In addition, the Board of Trade and the public relations firm of Poretz & Jaffe compiled a fact book on the Washington area and its business community, to be distributed to more than 1,100 members of the national press here for inauguration events. The Reagan inaugural offices have faced a difficult task in answering all the local, national and international press inquiries and many questions simply have not been answered.

The best, and apparently only, guide to business activity here during inauguration week is the room occupancy levels at the area's hotels. There are some 35,000 hotel rooms in the entire metropolitan area and virtually every room is occupied today and tomorrow. The Mayflower Hotel, for example, was booked solid by the day after the election.
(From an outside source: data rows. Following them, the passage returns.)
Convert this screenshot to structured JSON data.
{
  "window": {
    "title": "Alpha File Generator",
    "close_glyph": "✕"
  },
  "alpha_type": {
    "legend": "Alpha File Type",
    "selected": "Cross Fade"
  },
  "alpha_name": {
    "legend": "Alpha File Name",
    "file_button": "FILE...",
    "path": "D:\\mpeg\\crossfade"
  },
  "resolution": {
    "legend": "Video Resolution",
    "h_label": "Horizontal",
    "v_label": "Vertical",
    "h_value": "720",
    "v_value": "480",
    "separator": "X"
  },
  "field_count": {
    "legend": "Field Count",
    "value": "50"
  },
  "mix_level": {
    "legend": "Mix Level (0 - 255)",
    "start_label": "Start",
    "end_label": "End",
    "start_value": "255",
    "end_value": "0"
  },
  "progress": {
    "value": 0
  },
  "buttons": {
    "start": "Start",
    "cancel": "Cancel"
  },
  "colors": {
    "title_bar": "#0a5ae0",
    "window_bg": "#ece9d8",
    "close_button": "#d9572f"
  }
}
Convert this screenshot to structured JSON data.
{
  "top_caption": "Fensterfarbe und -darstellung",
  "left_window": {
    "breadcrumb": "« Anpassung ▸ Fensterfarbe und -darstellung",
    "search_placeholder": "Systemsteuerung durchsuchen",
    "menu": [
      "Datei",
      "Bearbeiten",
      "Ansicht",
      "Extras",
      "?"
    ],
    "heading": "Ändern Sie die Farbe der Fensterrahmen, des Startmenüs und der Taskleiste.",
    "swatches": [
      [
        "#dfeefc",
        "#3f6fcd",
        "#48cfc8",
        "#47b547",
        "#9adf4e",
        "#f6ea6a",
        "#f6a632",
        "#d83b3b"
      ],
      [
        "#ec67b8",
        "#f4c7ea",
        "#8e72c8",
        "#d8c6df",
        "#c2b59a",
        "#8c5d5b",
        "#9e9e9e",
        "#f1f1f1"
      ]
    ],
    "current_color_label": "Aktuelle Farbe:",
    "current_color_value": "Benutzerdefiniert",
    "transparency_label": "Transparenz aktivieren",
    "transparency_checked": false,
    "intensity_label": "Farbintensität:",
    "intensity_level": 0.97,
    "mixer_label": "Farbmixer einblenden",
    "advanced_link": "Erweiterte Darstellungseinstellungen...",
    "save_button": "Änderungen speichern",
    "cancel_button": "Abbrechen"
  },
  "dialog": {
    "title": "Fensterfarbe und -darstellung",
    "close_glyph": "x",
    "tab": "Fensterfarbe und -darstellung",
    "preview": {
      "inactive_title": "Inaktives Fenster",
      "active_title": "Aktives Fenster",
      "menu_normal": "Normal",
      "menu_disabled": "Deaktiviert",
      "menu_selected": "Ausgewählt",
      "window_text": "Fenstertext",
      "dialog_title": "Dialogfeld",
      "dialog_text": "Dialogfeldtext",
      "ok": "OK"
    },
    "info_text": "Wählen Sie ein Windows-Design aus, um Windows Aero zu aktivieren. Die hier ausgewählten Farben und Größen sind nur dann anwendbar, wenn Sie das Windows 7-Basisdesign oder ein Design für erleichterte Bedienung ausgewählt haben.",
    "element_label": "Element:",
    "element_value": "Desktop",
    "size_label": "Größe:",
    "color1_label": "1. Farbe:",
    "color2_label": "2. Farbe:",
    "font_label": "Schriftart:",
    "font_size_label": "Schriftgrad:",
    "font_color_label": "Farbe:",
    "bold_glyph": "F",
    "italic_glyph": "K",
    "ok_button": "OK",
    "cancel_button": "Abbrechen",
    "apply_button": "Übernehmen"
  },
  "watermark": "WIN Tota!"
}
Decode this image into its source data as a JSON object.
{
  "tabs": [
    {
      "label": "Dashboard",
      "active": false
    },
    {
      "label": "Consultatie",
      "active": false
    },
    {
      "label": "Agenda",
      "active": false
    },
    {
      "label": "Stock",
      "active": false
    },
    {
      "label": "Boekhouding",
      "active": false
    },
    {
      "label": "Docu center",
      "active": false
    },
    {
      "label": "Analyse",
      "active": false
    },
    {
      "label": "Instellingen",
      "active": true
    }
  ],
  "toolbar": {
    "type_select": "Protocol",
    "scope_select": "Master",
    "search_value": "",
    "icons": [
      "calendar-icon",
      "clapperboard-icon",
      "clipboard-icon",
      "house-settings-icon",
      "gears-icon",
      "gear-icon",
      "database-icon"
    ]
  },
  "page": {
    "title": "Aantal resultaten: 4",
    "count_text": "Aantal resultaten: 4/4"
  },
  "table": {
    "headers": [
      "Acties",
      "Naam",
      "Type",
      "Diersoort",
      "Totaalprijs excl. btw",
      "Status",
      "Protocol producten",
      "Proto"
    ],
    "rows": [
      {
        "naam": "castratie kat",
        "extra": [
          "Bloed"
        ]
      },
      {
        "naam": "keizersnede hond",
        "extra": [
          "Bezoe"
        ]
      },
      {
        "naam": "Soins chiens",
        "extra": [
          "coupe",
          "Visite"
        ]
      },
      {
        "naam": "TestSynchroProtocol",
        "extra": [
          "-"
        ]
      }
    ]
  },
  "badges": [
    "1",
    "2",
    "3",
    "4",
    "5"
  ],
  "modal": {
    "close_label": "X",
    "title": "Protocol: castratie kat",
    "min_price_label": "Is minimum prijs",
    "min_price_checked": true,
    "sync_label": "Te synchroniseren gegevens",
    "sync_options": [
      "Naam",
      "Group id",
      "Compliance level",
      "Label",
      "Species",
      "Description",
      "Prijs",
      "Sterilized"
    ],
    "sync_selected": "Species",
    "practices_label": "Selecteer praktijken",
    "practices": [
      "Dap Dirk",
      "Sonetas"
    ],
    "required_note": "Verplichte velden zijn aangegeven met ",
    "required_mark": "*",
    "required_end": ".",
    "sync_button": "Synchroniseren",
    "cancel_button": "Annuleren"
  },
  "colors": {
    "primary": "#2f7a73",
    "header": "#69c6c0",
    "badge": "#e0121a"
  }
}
Austin Kenny, executive vice president of the Washington Convention and Visitors Association, estimates that if each person registered at area hotels stays four days, he or she will spend $500 for a hotel room, three meals a day, transportation and souvenirs.

An estimated 50,000 to 70,000 persons who do not live in the area are expected to be in town this morning for the inaugural events and using Kenny's figures, that translates into $25 million to $35 million in direct spending. And since each dollar turns over two or three times as it trickles down in the area economy, the total economic impact of Reagan's inauguration here could well be in the range of $75 million.

But these figures don't tell us about spending by area residents, (gown purchases for the balls and tux and limousine rentals have been booming businesses, for example); spending by the Inaugural Committee and outlays by area businesses to prepare for Inauguration Day.

The Capital Hilton Hotel is a good example. In effect, hotel officials led by general manager Frederick Kleisner saw an opportunity approaching to spruce up their 725-room complex in downtown Washington, opened in 1943 and the site of many a presidential dance on inauguration night. oHilton Hotels agreed to spend $661,300 on a massive renovation to be completed by inaugural week.

New dance floors were installed ($30,000) in the main ballrooms, where President Reagan is expected early on Tuesday night for one of eight big celebration dances throughout the area. The Capital Hilton also spent $111,000 for new ballroom carpeting; $95,000 for new landscaping; $182,000 on six new luxury suites; $49,000 for new uniforms that arrived last week; $39,000 for new china, glass, silver and linen; $35,000 on a new carpet for the Twigs restaurant and $99,000 to renovate the old Embassy Room.

Stars such as Xavier Cugat, Edith Piaf and Hildegarde all performed in the Embassy Room in its early years and the Capital Hilton is preparing for a big reopening.

One other example is American Telephone & Telegraph Co. Through its subsidiary Chesapeake & Potomac Telephone Co., the Bell System expects its workers to spend between 200,000 and 250,000 work hours to engineer, order, install, maintain and dismantle circuits and phones for the inaugural.

A C&P task force has been at work since last April, working with news media representatives and other customers to determine their needs this week. In an unprecedented move, C&P has doubled the audio and video capacity of its transmission facilities going out of Washington, using AT&T personnel from all over the nation to help. Now that's organization.